After being absent from the state for decades, 59 sea otters from Alaska were introduced to the northern Washington coast in 1969 and 1970. The sea otter has been listed as a state endangered species since 1981.
In 2018, the Washington Department of Fish and Wildlife reported the state’s sea otters are mostly confined to about 80 miles of outer coast along the Olympic Peninsula. “The population has shown strong growth, averaging 9.5 percent per year since 1989 and increased to a 3-year running average of 1,753 individuals from 2015 through 2017,” WDFW said.
Range expansion is an objective of WDFW’s 2004 Recovery Plan, with suitable habitat available along the Strait of Juan de Fuca and north to Vancouver Island.
“There is also potential for range expansion south into unoccupied habitat such as Grays Harbor and Willapa Bay,” WDFW said, while noting that extensive human modification of habitat may discourage sea otters from recolonizing this area.
“Currently there is no consensus on why sea otters are not clearly expanding into available habitat,” WDFW said.
The first known modern Columbia sighting was on March 12, 2009 at North Head. Later in the same week, perhaps the same otter was spotted inside Baker Bay within Cape Disappointment State Park. No official live sightings were reported between then and now, though occasional appearances have been rumored.
The animals are protected by the U.S. Marine Mammal Protection Act, with steep fines and imprisonment for anyone convicted of harming or harassing them.
Because sea otters are so rare, confirmed sightings and strandings are important to report. If people see a sea otter, gather as much detail about the sighting as possible — its color, what it was doing, and where it was — then call 1-87-SEAOTTER (877-326-8837) to report sightings.

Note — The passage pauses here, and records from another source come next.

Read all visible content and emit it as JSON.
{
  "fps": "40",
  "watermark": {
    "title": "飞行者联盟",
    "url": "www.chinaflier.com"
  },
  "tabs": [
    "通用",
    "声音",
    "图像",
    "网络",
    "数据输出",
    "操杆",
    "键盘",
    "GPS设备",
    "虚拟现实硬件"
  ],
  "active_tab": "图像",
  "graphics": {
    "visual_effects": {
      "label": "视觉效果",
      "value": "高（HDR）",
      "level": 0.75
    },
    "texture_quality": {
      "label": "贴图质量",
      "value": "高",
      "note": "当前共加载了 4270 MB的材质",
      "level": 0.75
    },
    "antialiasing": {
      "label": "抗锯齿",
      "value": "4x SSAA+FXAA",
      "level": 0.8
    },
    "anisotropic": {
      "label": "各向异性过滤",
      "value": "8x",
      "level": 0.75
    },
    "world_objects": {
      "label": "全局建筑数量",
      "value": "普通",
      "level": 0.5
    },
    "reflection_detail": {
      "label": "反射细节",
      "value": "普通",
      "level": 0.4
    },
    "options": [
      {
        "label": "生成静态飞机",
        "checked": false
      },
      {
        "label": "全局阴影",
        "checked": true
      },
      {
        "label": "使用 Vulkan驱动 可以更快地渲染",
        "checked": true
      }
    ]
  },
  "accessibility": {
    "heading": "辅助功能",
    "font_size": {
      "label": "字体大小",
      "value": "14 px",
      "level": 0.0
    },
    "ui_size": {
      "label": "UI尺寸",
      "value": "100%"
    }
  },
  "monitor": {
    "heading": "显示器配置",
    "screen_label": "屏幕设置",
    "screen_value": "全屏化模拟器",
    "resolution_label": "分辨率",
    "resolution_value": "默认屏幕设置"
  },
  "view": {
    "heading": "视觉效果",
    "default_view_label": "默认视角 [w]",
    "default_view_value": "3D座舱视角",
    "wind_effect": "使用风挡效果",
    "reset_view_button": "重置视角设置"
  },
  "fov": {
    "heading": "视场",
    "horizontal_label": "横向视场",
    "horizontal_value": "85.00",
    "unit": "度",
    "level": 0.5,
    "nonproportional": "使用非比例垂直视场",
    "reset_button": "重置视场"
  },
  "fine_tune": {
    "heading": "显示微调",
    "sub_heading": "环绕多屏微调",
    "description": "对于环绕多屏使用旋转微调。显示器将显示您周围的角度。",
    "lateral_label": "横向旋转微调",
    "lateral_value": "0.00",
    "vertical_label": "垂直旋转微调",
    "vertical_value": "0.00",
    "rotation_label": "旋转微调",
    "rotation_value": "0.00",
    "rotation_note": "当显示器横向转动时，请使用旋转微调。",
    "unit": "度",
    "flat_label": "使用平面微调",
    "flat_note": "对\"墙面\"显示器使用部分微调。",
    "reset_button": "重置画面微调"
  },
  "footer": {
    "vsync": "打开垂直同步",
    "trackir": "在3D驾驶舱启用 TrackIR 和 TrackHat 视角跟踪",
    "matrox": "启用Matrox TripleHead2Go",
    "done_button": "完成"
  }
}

If you encounter a stranded sea otter, do not approach it. It is illegal to handle sea otters and other marine mammals.